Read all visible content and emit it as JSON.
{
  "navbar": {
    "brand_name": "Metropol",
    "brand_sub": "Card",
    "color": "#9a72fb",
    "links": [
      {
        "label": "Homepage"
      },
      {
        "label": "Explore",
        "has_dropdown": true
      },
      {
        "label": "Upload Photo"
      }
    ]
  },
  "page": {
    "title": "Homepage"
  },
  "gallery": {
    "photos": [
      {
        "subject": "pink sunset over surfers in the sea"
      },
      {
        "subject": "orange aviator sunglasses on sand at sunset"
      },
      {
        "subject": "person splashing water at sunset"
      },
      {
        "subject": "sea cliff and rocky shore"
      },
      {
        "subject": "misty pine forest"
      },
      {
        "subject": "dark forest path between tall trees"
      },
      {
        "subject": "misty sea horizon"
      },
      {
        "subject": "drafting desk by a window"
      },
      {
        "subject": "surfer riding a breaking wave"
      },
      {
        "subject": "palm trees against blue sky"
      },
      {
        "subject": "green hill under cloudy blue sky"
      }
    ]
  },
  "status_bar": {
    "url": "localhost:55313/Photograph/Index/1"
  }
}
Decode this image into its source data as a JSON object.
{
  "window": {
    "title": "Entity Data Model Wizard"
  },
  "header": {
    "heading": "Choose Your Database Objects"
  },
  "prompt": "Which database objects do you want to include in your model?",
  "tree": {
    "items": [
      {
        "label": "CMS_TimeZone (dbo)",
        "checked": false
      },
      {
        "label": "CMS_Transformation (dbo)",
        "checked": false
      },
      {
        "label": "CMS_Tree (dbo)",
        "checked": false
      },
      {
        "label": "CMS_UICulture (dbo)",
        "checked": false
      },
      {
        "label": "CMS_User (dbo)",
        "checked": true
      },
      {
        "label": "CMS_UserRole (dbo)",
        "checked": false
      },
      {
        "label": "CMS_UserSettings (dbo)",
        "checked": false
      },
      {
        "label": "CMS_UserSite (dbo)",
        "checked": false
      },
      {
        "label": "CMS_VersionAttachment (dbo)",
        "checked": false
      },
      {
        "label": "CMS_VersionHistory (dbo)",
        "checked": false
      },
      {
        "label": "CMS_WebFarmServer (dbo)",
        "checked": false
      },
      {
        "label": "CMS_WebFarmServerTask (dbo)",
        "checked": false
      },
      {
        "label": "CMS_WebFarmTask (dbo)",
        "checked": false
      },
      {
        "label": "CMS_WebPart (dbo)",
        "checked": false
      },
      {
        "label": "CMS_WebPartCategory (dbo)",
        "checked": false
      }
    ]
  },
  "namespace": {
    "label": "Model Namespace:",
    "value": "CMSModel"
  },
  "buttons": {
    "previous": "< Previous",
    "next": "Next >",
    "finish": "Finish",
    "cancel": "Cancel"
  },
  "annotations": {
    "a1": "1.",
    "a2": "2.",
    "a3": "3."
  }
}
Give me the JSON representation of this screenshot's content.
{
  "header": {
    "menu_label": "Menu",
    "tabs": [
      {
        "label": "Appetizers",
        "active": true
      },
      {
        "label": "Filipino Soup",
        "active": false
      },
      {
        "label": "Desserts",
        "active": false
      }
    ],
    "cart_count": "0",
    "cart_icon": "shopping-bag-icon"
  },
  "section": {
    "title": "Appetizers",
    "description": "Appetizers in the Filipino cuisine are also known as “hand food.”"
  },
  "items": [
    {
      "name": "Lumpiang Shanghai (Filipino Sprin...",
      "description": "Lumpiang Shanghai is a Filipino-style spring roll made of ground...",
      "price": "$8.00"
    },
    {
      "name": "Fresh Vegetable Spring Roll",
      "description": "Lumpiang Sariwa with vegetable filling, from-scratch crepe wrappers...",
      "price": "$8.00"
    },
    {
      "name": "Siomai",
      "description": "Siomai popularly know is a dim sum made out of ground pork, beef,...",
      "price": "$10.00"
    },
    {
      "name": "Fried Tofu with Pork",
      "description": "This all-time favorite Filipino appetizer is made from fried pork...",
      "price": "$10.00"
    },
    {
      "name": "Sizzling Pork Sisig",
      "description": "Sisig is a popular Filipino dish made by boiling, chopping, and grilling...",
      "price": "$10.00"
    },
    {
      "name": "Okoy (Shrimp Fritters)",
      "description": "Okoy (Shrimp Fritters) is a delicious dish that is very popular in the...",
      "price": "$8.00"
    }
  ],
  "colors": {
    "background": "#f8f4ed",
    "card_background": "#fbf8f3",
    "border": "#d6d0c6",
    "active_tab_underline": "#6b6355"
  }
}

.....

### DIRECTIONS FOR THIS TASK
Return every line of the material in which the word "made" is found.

### ANSWER
      "description": "Lumpiang Shanghai is a Filipino-style spring roll made of ground...",
      "description": "Siomai popularly know is a dim sum made out of ground pork, beef,...",
      "description": "This all-time favorite Filipino appetizer is made from fried pork...",
      "description": "Sisig is a popular Filipino dish made by boiling, chopping, and grilling...",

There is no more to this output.